* [PROMPT] Lines with the word "this" in them are the ones to copy from the records.
== DATA ==
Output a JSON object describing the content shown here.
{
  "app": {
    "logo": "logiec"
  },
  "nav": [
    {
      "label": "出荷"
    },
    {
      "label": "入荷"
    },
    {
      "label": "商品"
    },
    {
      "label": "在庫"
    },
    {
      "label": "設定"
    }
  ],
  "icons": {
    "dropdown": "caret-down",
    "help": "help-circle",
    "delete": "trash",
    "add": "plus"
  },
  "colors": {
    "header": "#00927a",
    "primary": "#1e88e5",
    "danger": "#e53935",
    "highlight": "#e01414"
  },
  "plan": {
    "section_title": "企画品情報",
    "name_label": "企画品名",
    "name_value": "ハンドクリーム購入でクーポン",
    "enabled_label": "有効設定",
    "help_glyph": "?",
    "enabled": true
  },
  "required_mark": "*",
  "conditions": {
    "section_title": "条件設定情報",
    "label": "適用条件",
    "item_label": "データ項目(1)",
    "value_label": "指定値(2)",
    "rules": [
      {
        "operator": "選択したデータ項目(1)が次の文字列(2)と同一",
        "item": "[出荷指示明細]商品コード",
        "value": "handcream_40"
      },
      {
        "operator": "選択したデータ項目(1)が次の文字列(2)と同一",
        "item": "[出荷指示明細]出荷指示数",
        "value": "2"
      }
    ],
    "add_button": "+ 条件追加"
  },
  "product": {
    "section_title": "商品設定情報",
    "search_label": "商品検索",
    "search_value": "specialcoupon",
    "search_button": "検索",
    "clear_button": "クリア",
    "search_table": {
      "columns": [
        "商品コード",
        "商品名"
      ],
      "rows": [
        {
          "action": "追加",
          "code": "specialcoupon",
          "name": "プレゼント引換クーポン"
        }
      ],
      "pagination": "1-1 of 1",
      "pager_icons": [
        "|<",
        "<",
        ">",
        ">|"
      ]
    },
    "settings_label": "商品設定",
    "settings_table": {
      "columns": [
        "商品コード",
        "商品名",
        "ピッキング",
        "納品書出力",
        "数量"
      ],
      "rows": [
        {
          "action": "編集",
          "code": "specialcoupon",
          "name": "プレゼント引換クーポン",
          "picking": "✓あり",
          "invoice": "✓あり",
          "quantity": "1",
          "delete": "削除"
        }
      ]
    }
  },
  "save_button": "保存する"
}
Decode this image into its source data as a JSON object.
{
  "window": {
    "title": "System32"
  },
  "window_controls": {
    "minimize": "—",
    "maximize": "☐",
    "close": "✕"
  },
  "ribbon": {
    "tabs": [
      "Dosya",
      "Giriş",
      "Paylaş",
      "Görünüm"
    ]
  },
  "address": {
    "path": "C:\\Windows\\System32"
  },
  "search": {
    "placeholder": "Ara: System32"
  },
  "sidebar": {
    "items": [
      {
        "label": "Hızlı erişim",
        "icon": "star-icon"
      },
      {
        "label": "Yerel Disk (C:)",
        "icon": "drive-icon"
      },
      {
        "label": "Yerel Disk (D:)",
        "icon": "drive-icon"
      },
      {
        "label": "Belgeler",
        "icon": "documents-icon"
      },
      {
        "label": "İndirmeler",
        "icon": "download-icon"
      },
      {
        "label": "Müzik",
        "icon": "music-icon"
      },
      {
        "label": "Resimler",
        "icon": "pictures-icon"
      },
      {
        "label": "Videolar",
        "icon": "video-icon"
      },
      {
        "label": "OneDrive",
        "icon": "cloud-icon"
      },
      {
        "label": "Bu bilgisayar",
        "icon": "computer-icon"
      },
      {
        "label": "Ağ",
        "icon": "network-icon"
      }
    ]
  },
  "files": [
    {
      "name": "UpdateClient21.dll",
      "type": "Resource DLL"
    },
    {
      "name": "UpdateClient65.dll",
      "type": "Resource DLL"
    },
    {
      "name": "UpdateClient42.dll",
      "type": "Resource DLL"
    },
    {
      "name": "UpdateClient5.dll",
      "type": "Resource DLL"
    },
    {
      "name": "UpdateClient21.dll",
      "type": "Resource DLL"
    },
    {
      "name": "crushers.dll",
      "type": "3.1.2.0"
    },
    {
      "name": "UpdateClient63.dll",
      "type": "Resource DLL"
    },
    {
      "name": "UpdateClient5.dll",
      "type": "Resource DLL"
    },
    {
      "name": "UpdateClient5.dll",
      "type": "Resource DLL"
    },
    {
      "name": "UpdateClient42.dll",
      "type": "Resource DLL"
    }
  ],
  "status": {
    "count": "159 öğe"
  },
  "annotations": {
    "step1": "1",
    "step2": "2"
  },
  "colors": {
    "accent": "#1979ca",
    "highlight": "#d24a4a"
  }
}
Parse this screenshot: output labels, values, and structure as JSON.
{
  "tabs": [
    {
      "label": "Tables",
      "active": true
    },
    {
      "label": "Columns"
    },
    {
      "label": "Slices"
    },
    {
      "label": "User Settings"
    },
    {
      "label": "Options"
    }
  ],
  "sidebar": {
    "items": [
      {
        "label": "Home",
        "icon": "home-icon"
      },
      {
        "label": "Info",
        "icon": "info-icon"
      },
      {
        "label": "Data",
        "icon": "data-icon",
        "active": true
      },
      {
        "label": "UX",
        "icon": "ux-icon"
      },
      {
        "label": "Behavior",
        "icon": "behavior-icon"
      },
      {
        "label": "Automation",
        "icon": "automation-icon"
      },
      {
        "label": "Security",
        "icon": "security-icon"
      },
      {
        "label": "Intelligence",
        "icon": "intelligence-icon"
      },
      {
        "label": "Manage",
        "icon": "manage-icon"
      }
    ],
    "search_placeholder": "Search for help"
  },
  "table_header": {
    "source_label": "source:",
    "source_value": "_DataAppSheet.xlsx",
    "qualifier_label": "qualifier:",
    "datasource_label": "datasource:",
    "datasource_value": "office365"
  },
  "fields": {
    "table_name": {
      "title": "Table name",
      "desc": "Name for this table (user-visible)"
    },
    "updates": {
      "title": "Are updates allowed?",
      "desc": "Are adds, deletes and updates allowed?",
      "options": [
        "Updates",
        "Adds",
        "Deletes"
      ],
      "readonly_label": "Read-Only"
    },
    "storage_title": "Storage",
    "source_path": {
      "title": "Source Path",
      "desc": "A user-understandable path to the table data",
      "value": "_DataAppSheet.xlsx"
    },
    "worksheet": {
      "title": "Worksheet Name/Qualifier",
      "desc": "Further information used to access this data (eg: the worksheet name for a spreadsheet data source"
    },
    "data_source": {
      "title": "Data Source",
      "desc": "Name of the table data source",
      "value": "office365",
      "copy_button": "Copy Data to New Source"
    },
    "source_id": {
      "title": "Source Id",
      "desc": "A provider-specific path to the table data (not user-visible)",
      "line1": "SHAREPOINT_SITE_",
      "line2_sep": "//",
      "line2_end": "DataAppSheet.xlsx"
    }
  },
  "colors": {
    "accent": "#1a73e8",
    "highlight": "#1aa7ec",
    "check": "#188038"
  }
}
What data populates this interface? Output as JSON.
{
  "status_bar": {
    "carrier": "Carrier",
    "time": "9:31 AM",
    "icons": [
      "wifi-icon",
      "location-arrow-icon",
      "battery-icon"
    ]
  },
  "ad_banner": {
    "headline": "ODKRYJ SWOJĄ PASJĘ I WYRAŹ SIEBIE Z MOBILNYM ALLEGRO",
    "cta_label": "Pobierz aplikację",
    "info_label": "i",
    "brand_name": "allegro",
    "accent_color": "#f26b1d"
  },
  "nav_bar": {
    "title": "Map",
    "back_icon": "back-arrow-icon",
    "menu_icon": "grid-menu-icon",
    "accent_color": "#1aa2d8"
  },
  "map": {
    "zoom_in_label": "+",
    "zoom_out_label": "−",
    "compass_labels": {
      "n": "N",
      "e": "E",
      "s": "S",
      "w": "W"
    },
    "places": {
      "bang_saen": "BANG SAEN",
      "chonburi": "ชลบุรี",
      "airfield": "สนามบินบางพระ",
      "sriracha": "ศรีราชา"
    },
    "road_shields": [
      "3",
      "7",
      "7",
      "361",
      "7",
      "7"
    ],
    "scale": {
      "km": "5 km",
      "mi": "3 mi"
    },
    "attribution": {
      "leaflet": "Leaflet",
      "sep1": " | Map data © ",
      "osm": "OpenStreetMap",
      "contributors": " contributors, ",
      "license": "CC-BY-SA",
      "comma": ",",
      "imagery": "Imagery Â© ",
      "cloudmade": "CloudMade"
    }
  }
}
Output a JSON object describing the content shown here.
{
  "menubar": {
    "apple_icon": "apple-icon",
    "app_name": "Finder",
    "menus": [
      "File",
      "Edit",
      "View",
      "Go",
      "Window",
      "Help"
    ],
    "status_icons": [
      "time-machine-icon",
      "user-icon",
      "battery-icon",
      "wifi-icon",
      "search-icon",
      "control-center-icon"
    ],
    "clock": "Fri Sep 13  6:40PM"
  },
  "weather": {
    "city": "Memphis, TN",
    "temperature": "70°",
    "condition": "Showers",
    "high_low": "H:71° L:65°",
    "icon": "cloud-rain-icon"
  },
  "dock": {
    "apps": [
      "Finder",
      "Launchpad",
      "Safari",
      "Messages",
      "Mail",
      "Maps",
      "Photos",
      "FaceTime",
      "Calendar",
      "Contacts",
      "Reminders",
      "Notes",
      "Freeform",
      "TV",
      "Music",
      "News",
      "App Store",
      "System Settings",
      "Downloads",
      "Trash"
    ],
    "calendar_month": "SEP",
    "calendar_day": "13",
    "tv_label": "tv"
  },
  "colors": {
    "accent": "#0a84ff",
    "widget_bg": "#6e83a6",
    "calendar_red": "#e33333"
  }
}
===
* [OUTPUT]
Decode this image into its source data as a JSON object.
Parse this screenshot: output labels, values, and structure as JSON.
      "desc": "Name for this table (user-visible)"
      "desc": "Further information used to access this data (eg: the worksheet name for a spreadsheet data source"
What data populates this interface? Output as JSON.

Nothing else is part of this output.